I have no objection to mashing cauliflower. Preferably, on the office chair of the bureaucrat who came up with that idea. But let’s be reasonable here. Potatoes, in all their many possible preparations, taste great. Cauliflower tastes like old sneakers. People who eat them have old-sneaker breath. Feeding cauliflower to low-income people is the moral equivalent of condemning them to lives of poverty and deprivation (“I would have hired that woman for the job casing the LePage garbage can, but her breath would shrivel a Brussels sprout”).
Anyway, the reason the agriculture department won’t pass out potatoes to the poor is because they’re too high in carbohydrates. The potatoes, I mean, not the agriculture department. What they don’t tell their clients is that carbohydrates is a fancy word for complex B vitamins, which scientific tests have shown are essential to a healthy income.
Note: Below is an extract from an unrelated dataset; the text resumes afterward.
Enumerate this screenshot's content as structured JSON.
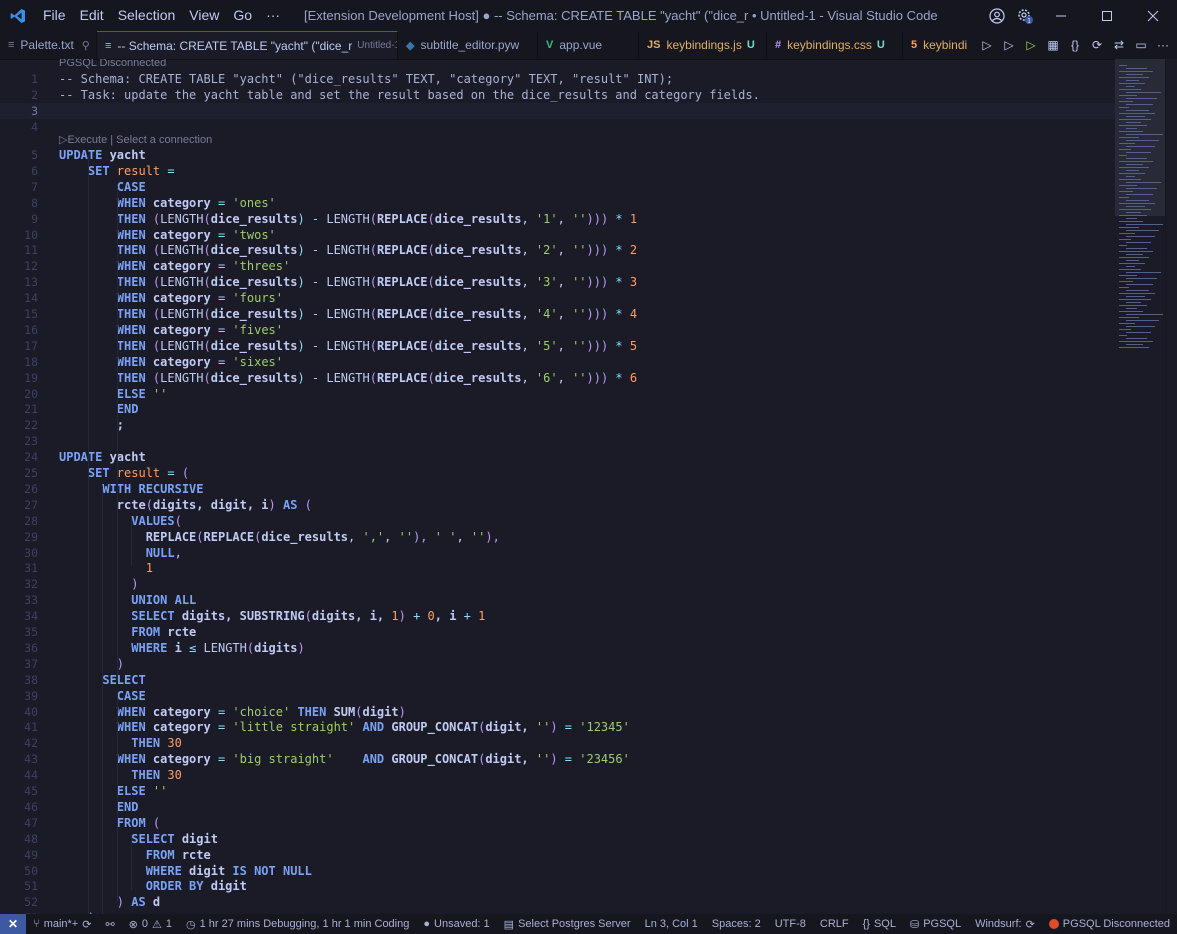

Potatoes also have potassium, which is an element or something. In high school chemistry class, we combined it with water to cause things to blow up.
Best to forget I mentioned that. The South Portland School Department is still seeking reimbursement for those ceiling panels.
In spite of the explosive threat posed by potatoes (not to mention their potential as ammunition in potato guns), Maine’s congressional delegation is trying to convince the agriculture department to lift its ban, and make the tubers a part of its food distribution program. Our senators and representatives face tremendous opposition from the powerful cauliflower lobby, as well as harassment by operatives going through their garbage.
Our elected leaders will have to be strong, but, fortunately, potatoes are good for building strength. And for making vodka.
You can’t say that about cauliflower. If you could, the vodka would taste like old sneakers.
Speaking of things that leave a bad taste in your mouth, let’s turn our attention to the recent election of a new road commissioner in the town of Waterboro (motto: Lousy Arithmetic Skills Since 1796). In the June balloting, Scott Ohman beat Douglas Foglio for the post. There was only one problem. The road commissioner serves a three-year term, and it had only been two years since Fred Fay had been re-elected to the post.
Somehow, the town officials didn’t notice.
Somehow, the candidates didn’t notice.
And somehow – I mean somehow!!! – even Fay didn’t notice.
As a result, the election is null and void, Fay will stay on the job another year, and selectmen are talking about reimbursing the two candidates for their campaign expenses, which is just what the taxpayers probably wanted to do with their money.
“This is a huge black eye for the town of Waterboro,” Ohman told the Journal Tribune.
I’d go further than that. I’d say it’s garbage.
Al Diamon has to go now, because he just caught some sort of stupid critter in his Havahart trap (“Let me out – I’m in charge of elections in Waterboro”). When he gets done disposing of it (“Save the baculum, we can make a necklace out of it”), he’ll answer e-mails sent to firstname.lastname@example.org.